**Provided material:**
______

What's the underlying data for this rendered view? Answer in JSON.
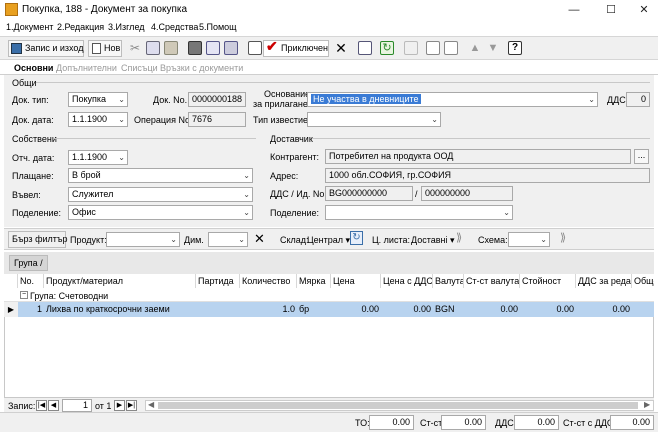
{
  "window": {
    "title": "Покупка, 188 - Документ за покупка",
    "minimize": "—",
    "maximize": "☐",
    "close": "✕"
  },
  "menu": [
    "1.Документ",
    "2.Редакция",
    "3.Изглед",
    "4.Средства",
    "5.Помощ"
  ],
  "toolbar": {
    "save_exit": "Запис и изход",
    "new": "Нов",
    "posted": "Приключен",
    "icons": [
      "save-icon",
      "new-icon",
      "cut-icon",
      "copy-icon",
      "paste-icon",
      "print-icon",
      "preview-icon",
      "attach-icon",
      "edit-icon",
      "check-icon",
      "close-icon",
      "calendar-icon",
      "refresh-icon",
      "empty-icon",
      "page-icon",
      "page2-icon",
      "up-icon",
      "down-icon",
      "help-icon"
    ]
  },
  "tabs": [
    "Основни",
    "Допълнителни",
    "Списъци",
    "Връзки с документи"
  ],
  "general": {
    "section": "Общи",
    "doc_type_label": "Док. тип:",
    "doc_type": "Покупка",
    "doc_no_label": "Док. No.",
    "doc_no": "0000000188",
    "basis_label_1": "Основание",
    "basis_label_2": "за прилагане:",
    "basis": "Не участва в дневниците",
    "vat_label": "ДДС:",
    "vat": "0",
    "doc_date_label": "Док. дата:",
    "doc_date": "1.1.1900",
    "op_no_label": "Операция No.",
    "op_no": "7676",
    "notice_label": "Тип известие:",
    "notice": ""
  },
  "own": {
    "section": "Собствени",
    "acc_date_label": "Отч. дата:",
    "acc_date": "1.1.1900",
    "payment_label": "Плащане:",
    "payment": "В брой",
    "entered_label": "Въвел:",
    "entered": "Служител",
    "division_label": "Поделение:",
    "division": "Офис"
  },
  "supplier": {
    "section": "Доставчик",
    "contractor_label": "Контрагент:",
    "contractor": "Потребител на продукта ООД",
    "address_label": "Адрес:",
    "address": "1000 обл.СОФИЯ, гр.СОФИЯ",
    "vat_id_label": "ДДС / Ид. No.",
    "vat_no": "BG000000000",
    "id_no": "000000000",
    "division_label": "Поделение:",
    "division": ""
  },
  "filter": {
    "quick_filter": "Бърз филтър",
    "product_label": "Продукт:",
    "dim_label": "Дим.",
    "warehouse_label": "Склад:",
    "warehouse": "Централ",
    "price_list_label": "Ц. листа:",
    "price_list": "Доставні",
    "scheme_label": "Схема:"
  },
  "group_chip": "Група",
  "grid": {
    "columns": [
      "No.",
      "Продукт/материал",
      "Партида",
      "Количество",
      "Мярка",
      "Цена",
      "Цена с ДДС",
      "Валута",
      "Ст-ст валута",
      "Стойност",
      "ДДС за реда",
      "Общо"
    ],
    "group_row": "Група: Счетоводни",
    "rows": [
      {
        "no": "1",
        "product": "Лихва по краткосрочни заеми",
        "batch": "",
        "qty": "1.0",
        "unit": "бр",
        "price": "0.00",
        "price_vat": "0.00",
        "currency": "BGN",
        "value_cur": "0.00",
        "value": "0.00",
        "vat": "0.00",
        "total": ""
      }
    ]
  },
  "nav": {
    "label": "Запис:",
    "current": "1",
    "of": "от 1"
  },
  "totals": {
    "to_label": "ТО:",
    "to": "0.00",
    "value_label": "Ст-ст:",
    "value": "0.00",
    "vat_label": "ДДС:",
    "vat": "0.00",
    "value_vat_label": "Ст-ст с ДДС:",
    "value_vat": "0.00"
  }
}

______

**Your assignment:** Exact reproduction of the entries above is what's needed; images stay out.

**Solution:**
What's the underlying data for this rendered view? Answer in JSON.
{
  "window": {
    "title": "Покупка, 188 - Документ за покупка",
    "minimize": "—",
    "maximize": "☐",
    "close": "✕"
  },
  "menu": [
    "1.Документ",
    "2.Редакция",
    "3.Изглед",
    "4.Средства",
    "5.Помощ"
  ],
  "toolbar": {
    "save_exit": "Запис и изход",
    "new": "Нов",
    "posted": "Приключен",
    "icons": [
      "save-icon",
      "new-icon",
      "cut-icon",
      "copy-icon",
      "paste-icon",
      "print-icon",
      "preview-icon",
      "attach-icon",
      "edit-icon",
      "check-icon",
      "close-icon",
      "calendar-icon",
      "refresh-icon",
      "empty-icon",
      "page-icon",
      "page2-icon",
      "up-icon",
      "down-icon",
      "help-icon"
    ]
  },
  "tabs": [
    "Основни",
    "Допълнителни",
    "Списъци",
    "Връзки с документи"
  ],
  "general": {
    "section": "Общи",
    "doc_type_label": "Док. тип:",
    "doc_type": "Покупка",
    "doc_no_label": "Док. No.",
    "doc_no": "0000000188",
    "basis_label_1": "Основание",
    "basis_label_2": "за прилагане:",
    "basis": "Не участва в дневниците",
    "vat_label": "ДДС:",
    "vat": "0",
    "doc_date_label": "Док. дата:",
    "doc_date": "1.1.1900",
    "op_no_label": "Операция No.",
    "op_no": "7676",
    "notice_label": "Тип известие:",
    "notice": ""
  },
  "own": {
    "section": "Собствени",
    "acc_date_label": "Отч. дата:",
    "acc_date": "1.1.1900",
    "payment_label": "Плащане:",
    "payment": "В брой",
    "entered_label": "Въвел:",
    "entered": "Служител",
    "division_label": "Поделение:",
    "division": "Офис"
  },
  "supplier": {
    "section": "Доставчик",
    "contractor_label": "Контрагент:",
    "contractor": "Потребител на продукта ООД",
    "address_label": "Адрес:",
    "address": "1000 обл.СОФИЯ, гр.СОФИЯ",
    "vat_id_label": "ДДС / Ид. No.",
    "vat_no": "BG000000000",
    "id_no": "000000000",
    "division_label": "Поделение:",
    "division": ""
  },
  "filter": {
    "quick_filter": "Бърз филтър",
    "product_label": "Продукт:",
    "dim_label": "Дим.",
    "warehouse_label": "Склад:",
    "warehouse": "Централ",
    "price_list_label": "Ц. листа:",
    "price_list": "Доставні",
    "scheme_label": "Схема:"
  },
  "group_chip": "Група",
  "grid": {
    "columns": [
      "No.",
      "Продукт/материал",
      "Партида",
      "Количество",
      "Мярка",
      "Цена",
      "Цена с ДДС",
      "Валута",
      "Ст-ст валута",
      "Стойност",
      "ДДС за реда",
      "Общо"
    ],
    "group_row": "Група: Счетоводни",
    "rows": [
      {
        "no": "1",
        "product": "Лихва по краткосрочни заеми",
        "batch": "",
        "qty": "1.0",
        "unit": "бр",
        "price": "0.00",
        "price_vat": "0.00",
        "currency": "BGN",
        "value_cur": "0.00",
        "value": "0.00",
        "vat": "0.00",
        "total": ""
      }
    ]
  },
  "nav": {
    "label": "Запис:",
    "current": "1",
    "of": "от 1"
  },
  "totals": {
    "to_label": "ТО:",
    "to": "0.00",
    "value_label": "Ст-ст:",
    "value": "0.00",
    "vat_label": "ДДС:",
    "vat": "0.00",
    "value_vat_label": "Ст-ст с ДДС:",
    "value_vat": "0.00"
  }
}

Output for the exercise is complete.